Dataset rows describing interfaces

########################################

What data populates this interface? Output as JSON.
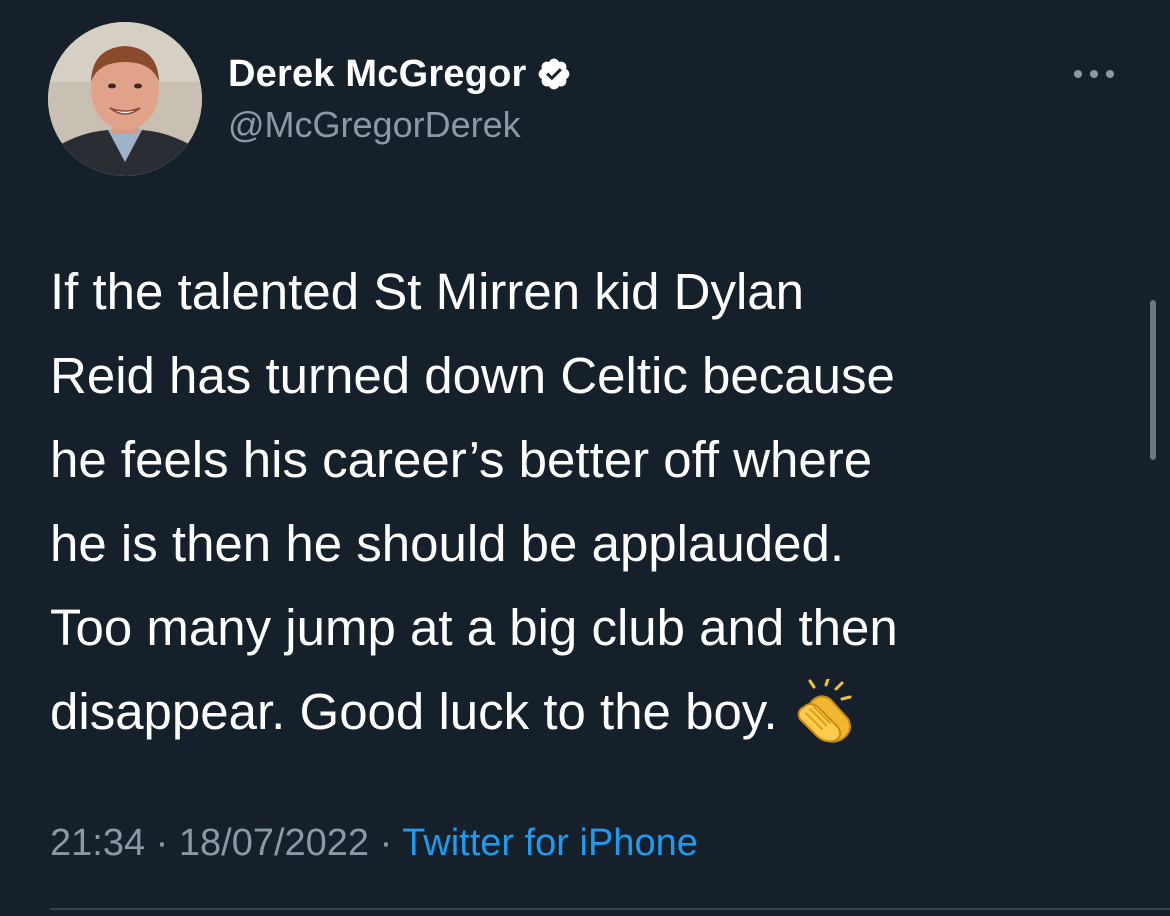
{
  "tweet": {
    "author": {
      "display_name": "Derek McGregor",
      "handle": "@McGregorDerek",
      "verified": true,
      "avatar_icon": "avatar-photo"
    },
    "text": "If the talented St Mirren kid Dylan\nReid has turned down Celtic because\nhe feels his career’s better off where\nhe is then he should be applauded.\nToo many jump at a big club and then\ndisappear. Good luck to the boy.",
    "emoji": "clapping-hands-icon",
    "time": "21:34",
    "date": "18/07/2022",
    "separator": " · ",
    "source": "Twitter for iPhone",
    "colors": {
      "background": "#15202b",
      "text": "#ffffff",
      "secondary": "#8b98a5",
      "link": "#1d9bf0",
      "verified_badge": "#ffffff"
    }
  }
}
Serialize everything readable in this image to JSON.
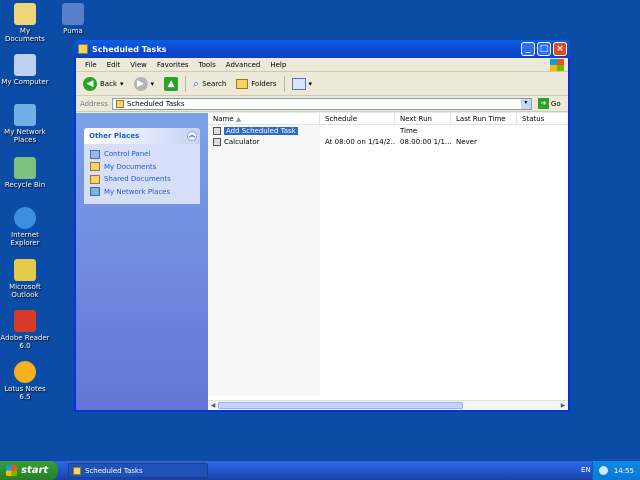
{
  "desktop": {
    "icons": [
      {
        "label": "My Documents",
        "icon": "my-documents-icon",
        "color": "#f1d37a"
      },
      {
        "label": "Puma",
        "icon": "puma-icon",
        "color": "#5a7fc8"
      },
      {
        "label": "My Computer",
        "icon": "my-computer-icon",
        "color": "#bcd0f0"
      },
      {
        "label": "My Network Places",
        "icon": "network-places-icon",
        "color": "#6fb0e8"
      },
      {
        "label": "Recycle Bin",
        "icon": "recycle-bin-icon",
        "color": "#7fc07f"
      },
      {
        "label": "Internet Explorer",
        "icon": "internet-explorer-icon",
        "color": "#3a8de0"
      },
      {
        "label": "Microsoft Outlook",
        "icon": "outlook-icon",
        "color": "#e6c84a"
      },
      {
        "label": "Adobe Reader 6.0",
        "icon": "adobe-reader-icon",
        "color": "#d83a2a"
      },
      {
        "label": "Lotus Notes 6.5",
        "icon": "lotus-notes-icon",
        "color": "#f5b020"
      }
    ]
  },
  "window": {
    "title": "Scheduled Tasks",
    "menu": [
      "File",
      "Edit",
      "View",
      "Favorites",
      "Tools",
      "Advanced",
      "Help"
    ],
    "toolbar": {
      "back_label": "Back",
      "search_label": "Search",
      "folders_label": "Folders"
    },
    "address": {
      "label": "Address",
      "value": "Scheduled Tasks",
      "go_label": "Go"
    },
    "other_places": {
      "title": "Other Places",
      "links": [
        {
          "label": "Control Panel",
          "icon": "control-panel-icon"
        },
        {
          "label": "My Documents",
          "icon": "folder-icon"
        },
        {
          "label": "Shared Documents",
          "icon": "folder-icon"
        },
        {
          "label": "My Network Places",
          "icon": "network-icon"
        }
      ]
    },
    "columns": [
      "Name",
      "Schedule",
      "Next Run Time",
      "Last Run Time",
      "Status"
    ],
    "rows": [
      {
        "name": "Add Scheduled Task",
        "schedule": "",
        "next": "",
        "last": "",
        "status": "",
        "selected": true
      },
      {
        "name": "Calculator",
        "schedule": "At 08:00 on 1/14/2...",
        "next": "08:00:00  1/1...",
        "last": "Never",
        "status": "",
        "selected": false
      }
    ]
  },
  "taskbar": {
    "start_label": "start",
    "task_label": "Scheduled Tasks",
    "lang": "EN",
    "clock": "14:55"
  }
}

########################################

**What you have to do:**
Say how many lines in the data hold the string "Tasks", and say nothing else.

**Result:**
3